_About this exercise_
Please report how many lines of the data include the word "Carousel", with the number as the entire reply.

- - -

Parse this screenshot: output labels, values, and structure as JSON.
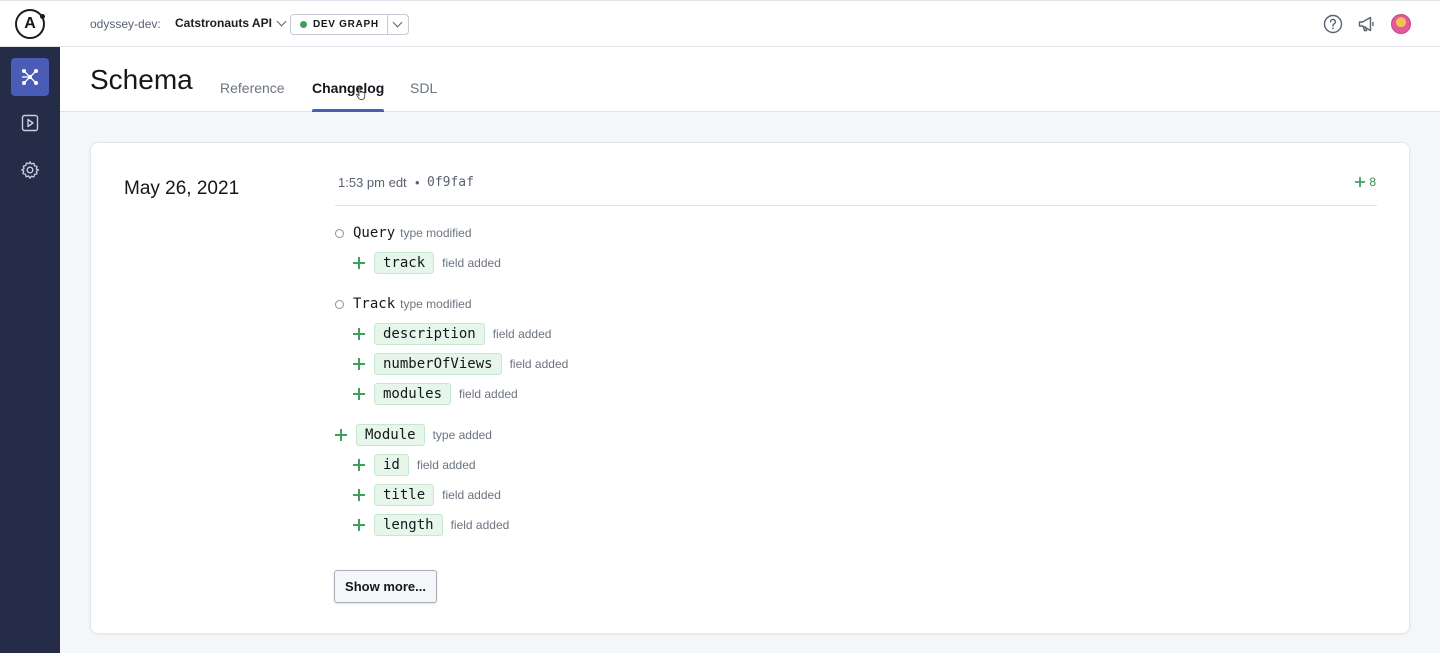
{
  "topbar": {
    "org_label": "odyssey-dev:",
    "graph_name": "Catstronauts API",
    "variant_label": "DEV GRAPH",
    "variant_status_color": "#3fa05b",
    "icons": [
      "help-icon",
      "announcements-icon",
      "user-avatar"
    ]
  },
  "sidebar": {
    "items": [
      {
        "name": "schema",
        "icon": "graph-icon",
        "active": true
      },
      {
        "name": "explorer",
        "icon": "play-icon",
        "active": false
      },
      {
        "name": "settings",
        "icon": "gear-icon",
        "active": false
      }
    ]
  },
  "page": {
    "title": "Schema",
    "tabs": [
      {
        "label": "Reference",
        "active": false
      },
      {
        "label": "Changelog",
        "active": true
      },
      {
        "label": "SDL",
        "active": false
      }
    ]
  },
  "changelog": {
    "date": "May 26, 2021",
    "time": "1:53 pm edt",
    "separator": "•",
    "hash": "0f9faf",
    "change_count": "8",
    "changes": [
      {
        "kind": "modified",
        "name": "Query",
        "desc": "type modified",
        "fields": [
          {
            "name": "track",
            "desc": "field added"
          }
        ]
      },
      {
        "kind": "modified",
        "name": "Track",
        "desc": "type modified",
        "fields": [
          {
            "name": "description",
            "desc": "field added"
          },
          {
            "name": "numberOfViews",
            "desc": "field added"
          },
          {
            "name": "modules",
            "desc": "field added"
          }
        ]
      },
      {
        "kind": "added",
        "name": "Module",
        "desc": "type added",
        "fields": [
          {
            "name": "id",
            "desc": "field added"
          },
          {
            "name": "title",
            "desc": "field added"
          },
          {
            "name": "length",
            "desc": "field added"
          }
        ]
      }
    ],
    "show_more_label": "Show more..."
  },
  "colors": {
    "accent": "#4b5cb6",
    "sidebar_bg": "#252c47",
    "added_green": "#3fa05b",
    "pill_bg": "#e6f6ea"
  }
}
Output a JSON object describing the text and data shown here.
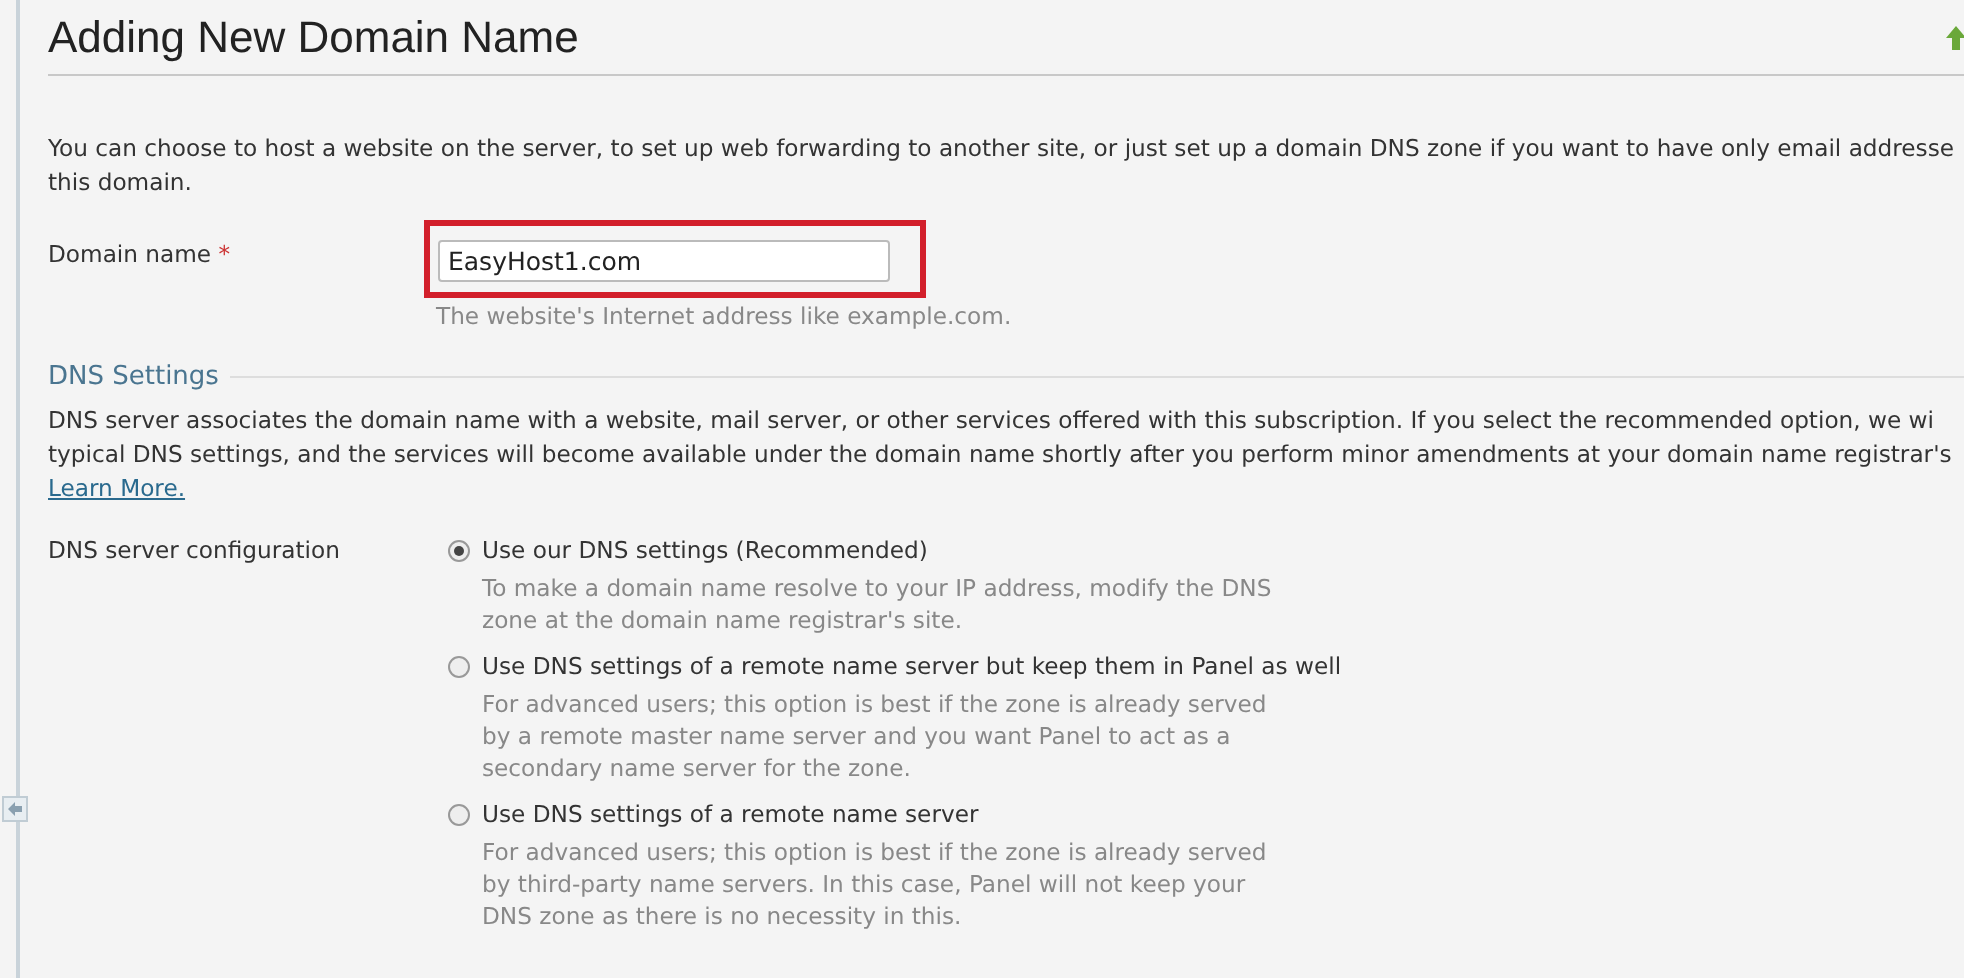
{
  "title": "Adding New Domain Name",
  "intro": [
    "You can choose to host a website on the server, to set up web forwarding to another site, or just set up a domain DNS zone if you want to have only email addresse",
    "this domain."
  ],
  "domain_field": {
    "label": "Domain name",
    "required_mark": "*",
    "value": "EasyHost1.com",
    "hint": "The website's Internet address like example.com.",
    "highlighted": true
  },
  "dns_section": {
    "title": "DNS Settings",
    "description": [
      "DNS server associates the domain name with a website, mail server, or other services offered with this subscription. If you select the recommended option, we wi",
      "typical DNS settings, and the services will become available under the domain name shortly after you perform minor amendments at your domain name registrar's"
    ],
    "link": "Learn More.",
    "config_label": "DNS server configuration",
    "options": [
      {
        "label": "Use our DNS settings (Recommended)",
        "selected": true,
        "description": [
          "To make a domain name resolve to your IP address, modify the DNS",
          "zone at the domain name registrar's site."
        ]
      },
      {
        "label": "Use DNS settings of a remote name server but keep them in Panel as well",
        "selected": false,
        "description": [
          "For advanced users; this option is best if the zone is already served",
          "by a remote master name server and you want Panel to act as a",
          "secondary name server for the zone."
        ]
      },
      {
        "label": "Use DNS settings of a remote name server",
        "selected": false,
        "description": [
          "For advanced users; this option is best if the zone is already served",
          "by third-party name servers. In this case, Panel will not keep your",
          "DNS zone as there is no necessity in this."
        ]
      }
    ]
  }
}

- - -

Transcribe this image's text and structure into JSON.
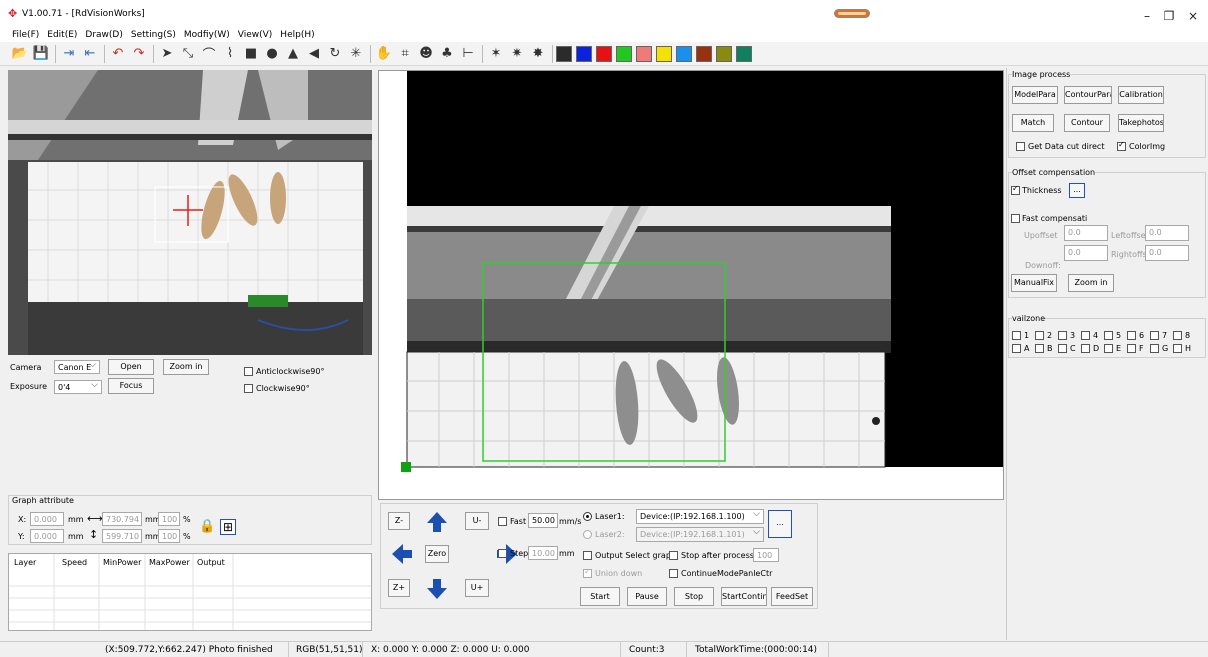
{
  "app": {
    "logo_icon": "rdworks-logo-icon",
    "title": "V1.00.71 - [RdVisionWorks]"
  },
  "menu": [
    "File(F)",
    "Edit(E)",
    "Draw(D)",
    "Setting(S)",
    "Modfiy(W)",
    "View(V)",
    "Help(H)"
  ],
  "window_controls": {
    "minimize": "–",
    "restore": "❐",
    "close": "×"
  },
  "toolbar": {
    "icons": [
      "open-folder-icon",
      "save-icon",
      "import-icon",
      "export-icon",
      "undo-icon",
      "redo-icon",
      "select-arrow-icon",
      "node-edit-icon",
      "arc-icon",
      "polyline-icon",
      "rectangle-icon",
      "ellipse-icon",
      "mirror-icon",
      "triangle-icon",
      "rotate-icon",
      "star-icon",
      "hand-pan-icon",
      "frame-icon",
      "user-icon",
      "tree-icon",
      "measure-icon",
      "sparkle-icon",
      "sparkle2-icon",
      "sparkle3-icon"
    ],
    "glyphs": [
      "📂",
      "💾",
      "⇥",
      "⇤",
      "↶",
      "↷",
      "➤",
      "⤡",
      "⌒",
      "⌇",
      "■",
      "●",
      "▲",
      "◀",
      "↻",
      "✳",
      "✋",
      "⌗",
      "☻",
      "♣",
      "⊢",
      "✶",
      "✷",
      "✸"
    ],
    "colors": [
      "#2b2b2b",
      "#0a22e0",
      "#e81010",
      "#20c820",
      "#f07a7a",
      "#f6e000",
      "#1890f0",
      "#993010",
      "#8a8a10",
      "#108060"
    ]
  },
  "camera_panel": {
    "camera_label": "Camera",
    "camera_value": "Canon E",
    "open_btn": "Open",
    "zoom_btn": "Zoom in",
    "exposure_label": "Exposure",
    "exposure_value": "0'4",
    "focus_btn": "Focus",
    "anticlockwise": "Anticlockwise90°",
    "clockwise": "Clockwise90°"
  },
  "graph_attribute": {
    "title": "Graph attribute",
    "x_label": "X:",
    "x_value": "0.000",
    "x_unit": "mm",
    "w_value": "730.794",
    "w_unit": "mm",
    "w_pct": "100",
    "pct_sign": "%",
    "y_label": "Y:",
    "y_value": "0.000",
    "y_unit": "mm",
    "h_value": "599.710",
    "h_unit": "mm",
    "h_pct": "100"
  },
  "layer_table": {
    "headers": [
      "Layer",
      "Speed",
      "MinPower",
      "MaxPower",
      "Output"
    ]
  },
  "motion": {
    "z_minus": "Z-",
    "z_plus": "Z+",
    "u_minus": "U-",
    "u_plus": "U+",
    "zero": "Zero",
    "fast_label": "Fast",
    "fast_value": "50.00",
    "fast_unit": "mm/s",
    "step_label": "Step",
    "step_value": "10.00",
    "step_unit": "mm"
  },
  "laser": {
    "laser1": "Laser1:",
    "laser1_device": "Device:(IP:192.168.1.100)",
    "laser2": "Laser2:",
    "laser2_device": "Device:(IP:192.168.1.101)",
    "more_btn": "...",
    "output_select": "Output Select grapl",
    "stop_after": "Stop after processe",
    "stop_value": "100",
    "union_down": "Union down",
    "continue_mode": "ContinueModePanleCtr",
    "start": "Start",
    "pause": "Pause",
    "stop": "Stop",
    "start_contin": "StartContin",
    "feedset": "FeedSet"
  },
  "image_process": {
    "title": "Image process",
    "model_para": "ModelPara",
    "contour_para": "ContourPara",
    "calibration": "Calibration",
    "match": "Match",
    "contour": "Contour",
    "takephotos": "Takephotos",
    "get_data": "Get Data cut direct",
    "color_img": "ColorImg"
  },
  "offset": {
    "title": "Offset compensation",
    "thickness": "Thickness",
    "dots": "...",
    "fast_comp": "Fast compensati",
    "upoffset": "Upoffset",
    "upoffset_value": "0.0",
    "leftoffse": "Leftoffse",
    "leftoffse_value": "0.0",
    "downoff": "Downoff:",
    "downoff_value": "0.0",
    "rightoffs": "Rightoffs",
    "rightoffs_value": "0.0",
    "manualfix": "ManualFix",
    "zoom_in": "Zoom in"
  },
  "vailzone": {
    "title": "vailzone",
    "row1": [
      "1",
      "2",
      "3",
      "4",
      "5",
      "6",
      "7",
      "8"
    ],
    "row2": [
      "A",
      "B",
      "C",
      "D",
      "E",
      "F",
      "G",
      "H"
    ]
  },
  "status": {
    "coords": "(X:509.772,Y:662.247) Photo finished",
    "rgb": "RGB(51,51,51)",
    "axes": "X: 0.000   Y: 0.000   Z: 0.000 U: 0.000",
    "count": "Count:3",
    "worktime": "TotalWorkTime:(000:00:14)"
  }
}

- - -

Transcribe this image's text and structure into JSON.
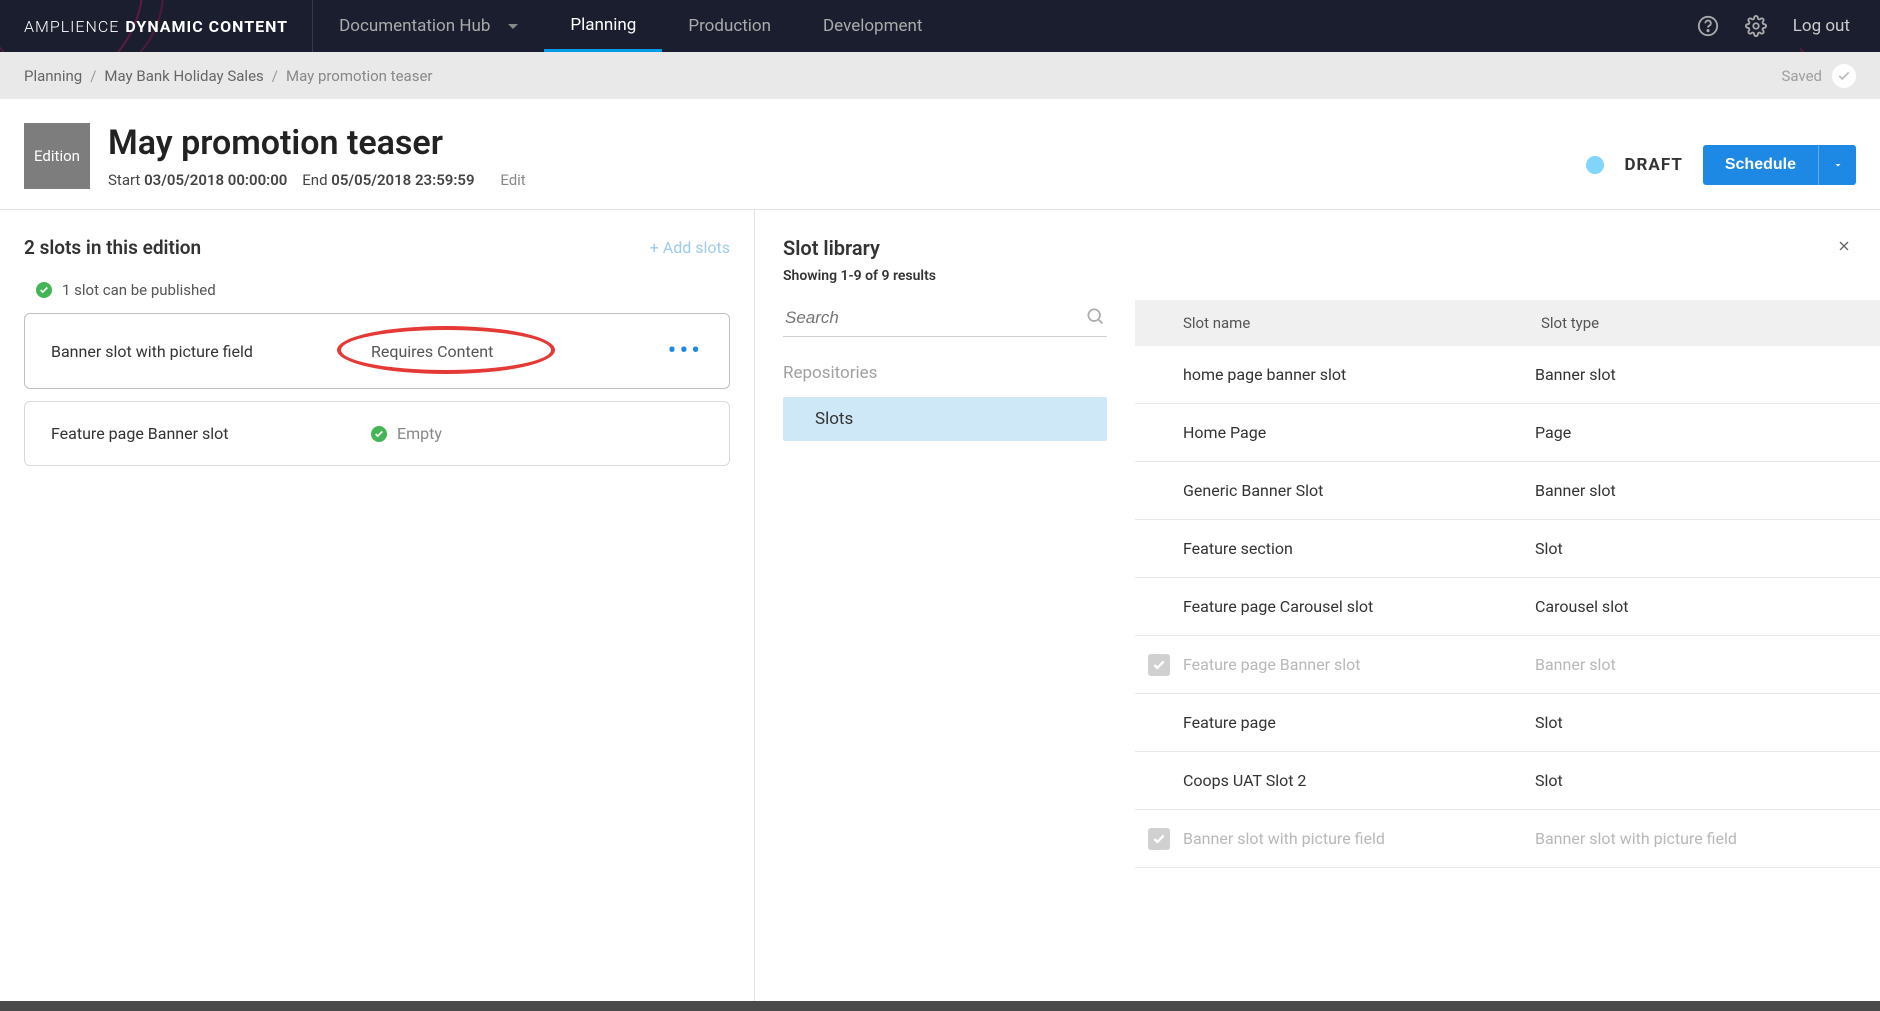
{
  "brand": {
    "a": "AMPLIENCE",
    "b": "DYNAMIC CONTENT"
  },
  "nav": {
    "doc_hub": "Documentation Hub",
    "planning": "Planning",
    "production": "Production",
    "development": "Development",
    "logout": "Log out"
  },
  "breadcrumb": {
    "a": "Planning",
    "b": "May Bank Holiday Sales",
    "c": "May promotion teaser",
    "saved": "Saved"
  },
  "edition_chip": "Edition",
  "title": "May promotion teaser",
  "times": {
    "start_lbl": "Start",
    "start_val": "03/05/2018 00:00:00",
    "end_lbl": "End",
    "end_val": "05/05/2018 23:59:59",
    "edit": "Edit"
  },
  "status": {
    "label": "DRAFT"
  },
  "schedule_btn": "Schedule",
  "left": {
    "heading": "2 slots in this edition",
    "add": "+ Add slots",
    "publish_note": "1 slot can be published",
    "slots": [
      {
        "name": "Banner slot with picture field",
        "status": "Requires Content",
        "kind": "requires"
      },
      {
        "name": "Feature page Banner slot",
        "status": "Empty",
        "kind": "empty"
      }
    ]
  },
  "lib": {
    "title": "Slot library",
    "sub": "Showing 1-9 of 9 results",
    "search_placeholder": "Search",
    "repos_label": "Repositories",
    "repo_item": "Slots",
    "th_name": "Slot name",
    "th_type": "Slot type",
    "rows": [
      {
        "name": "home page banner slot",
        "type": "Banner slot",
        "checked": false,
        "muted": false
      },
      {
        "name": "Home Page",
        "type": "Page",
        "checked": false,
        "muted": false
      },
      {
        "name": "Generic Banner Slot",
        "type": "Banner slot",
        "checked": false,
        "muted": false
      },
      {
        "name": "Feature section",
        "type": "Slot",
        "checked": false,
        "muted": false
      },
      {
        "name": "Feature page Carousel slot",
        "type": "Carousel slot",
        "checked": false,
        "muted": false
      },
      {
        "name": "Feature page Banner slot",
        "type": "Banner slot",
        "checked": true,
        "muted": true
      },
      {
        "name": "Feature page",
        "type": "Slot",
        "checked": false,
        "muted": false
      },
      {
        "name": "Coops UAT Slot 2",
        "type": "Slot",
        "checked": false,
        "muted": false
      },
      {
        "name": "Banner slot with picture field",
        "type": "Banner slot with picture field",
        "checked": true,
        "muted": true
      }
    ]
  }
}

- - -

_Exercise solution_
2